But FBA has brought a major complication to retailers that do business in multiple states. Under various local laws, ecommerce sellers aren’t required to pay sales tax on items they ship to a state unless they have a physical presence there. Defined as nexus, a physical presence includes an office, warehouse, or fulfillment center, among other qualifications, which vary from state to state. FBA has fulfillment centers in numerous states and in at least 11 of those states, governments have determined that use of FBA constitutes nexus for retailers.

If you do business in one of those 11 states and you use FBA, you’ll need to register your business to collect sales tax in each of those states. Here are a few things you’ll need to know to get started.

Understand Your Responsibility

Changes in tax requirements can sneak up on you. Unless you have a professional accountant advising you on your responsibilities, you may not even realize you suddenly owe taxes when you didn’t before. Failure to pay those taxes could result in hefty fines and penalties several years from now, when a state auditor determines your business has been making sales in a state without paying taxes on the money you’ve made.

It’s important to watch nexus tax laws as they apply to the states where you do business and register to collect all applicable sales and local taxes in the areas where Amazon has fulfillment centers. Legally you’re required to pay sales tax on every dollar you earn from a customer in a state. However, in some cases you may find that your sales are so low that the amount of time and expense you’d put into registering, tracking, and submitting your sales tax make it worth the risk of skipping it.

For instance, if you’re selling less than $100 a year in Florida, a state where an FBA center is located, you may find that the effort you’d put into registering and collecting isn’t worth the small amount in penalties you’d have to pay if you were audited. Over time, however, your sales in that area may increase, making it worth it to reexamine sales figures every year.

Registering to Collect

Most states require that you have a business permit before you can register to collect taxes. Often this can be accomplished through an online application at minimal expense. Once you have this, you’ll be ready to register for a state business tax license.

To register, you’ll need information on your business, as well as an NAICS code that matches your business type. You may also need a Federal Employer Identification Number (FEIN) and information on yourself, your business partners, and your employees.

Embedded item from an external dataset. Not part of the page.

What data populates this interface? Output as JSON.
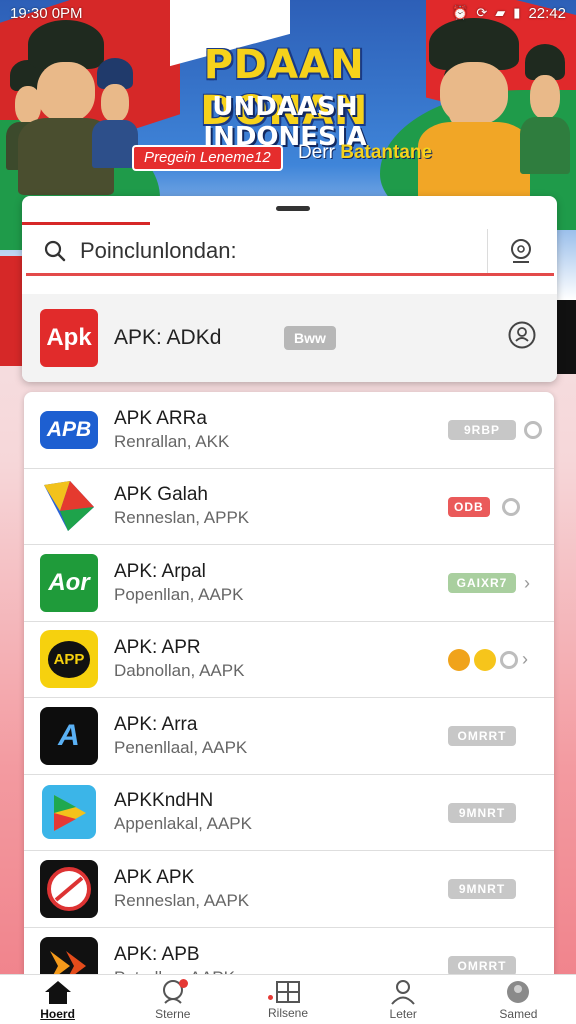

Once you’ve completed the registration process, you’ll have to track your sales for each state. If your software doesn’t calculate and remit payment for you, you’ll need to track the information and submit it through the state’s income tax portal. You'll be responsible for filing monthly, quarterly, or annually, depending on the schedule stipulated at the time you applied for your business tax license.

Collecting sales tax can be complicated, especially when a business has nexus in multiple states. By determining which states require sales tax on your purchases and registering to collect those taxes, you’ll be taking important first steps toward making sure your business is compliant.


Avalara Author
Stephanie Faris
Avalara Author Stephanie Faris